WORK TO COMPLETE> Please repeat every entry exactly as given, apart from dropping the images.

EXTRACTED ENTRIES>

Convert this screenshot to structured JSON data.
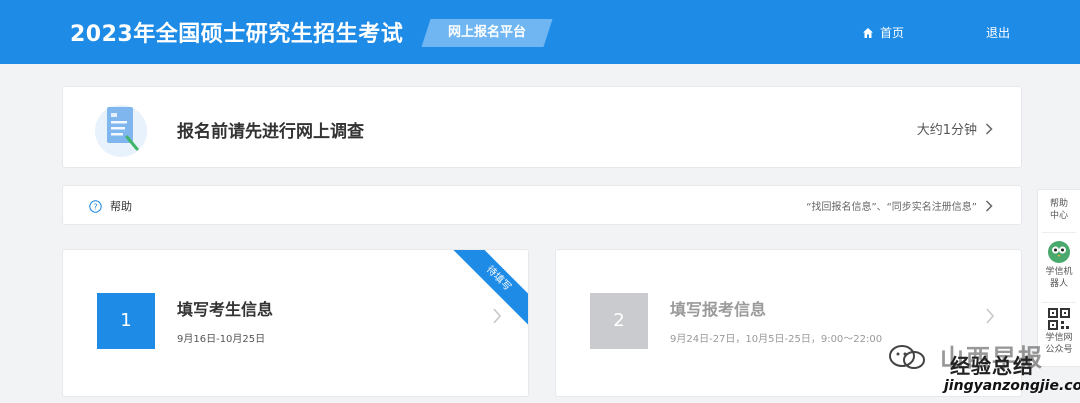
{
  "header": {
    "title": "2023年全国硕士研究生招生考试",
    "platform_badge": "网上报名平台",
    "nav_home": "首页",
    "nav_logout": "退出",
    "bg_color": "#1e8be6"
  },
  "survey": {
    "title": "报名前请先进行网上调查",
    "time": "大约1分钟",
    "icon": "survey-document-icon"
  },
  "help": {
    "label": "帮助",
    "links": "“找回报名信息”、“同步实名注册信息”",
    "icon": "question-circle-icon"
  },
  "steps": [
    {
      "number": "1",
      "title": "填写考生信息",
      "date": "9月16日-10月25日",
      "ribbon": "待填写",
      "color": "#1e8be6"
    },
    {
      "number": "2",
      "title": "填写报考信息",
      "date": "9月24日-27日，10月5日-25日，9:00～22:00",
      "color": "#c9cbce"
    }
  ],
  "side_panel": {
    "help_center": "帮助中心",
    "robot": "学信机器人",
    "public_account": "学信网公众号"
  },
  "watermark": {
    "brand": "山西早报",
    "site_name": "经验总结",
    "url": "jingyanzongjie.com"
  }
}
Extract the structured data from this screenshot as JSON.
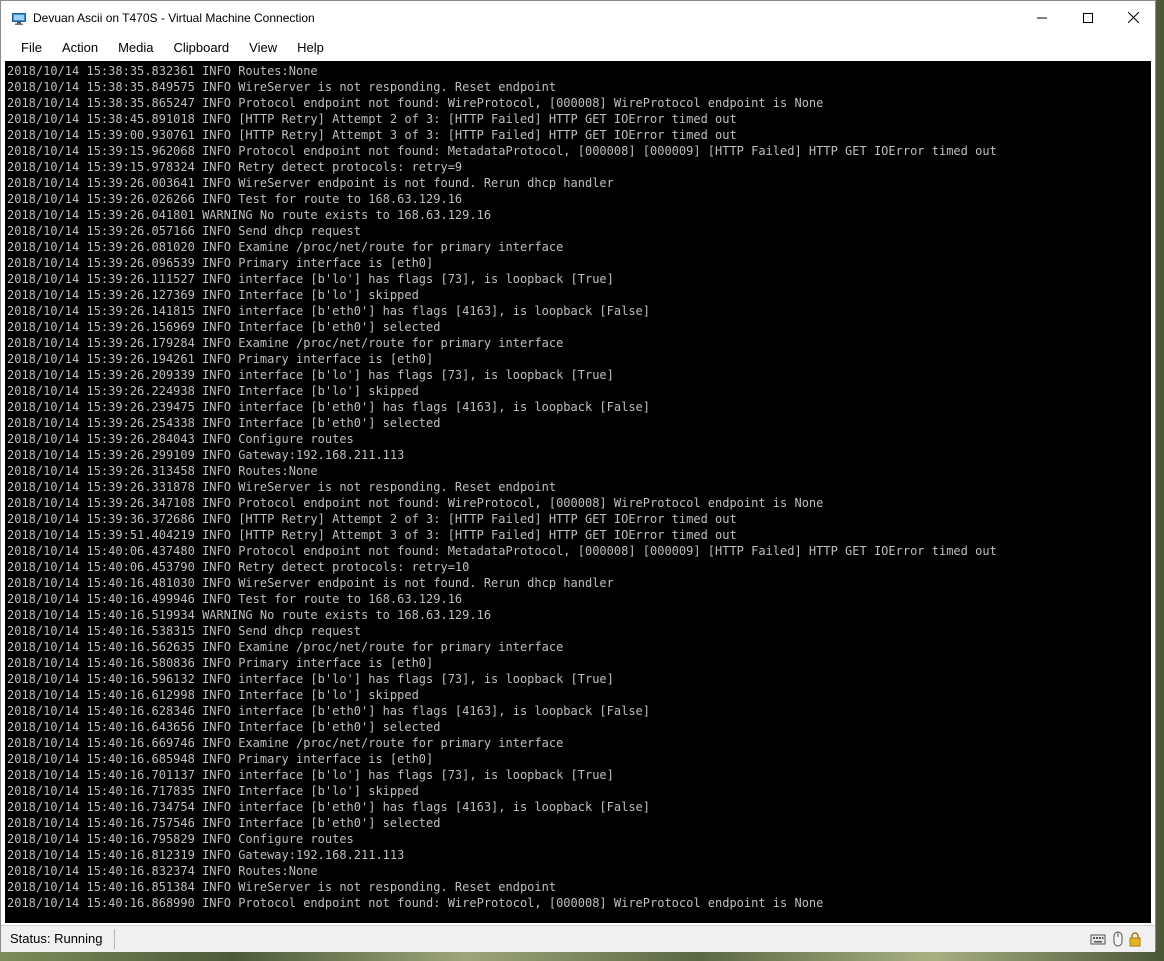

EXERCISE SOLUTION>
Convert this screenshot to structured JSON data.
{
  "header": {
    "title": "2023年全国硕士研究生招生考试",
    "platform_badge": "网上报名平台",
    "nav_home": "首页",
    "nav_logout": "退出",
    "bg_color": "#1e8be6"
  },
  "survey": {
    "title": "报名前请先进行网上调查",
    "time": "大约1分钟",
    "icon": "survey-document-icon"
  },
  "help": {
    "label": "帮助",
    "links": "“找回报名信息”、“同步实名注册信息”",
    "icon": "question-circle-icon"
  },
  "steps": [
    {
      "number": "1",
      "title": "填写考生信息",
      "date": "9月16日-10月25日",
      "ribbon": "待填写",
      "color": "#1e8be6"
    },
    {
      "number": "2",
      "title": "填写报考信息",
      "date": "9月24日-27日，10月5日-25日，9:00～22:00",
      "color": "#c9cbce"
    }
  ],
  "side_panel": {
    "help_center": "帮助中心",
    "robot": "学信机器人",
    "public_account": "学信网公众号"
  },
  "watermark": {
    "brand": "山西早报",
    "site_name": "经验总结",
    "url": "jingyanzongjie.com"
  }
}
Extract the structured data from this screenshot as JSON.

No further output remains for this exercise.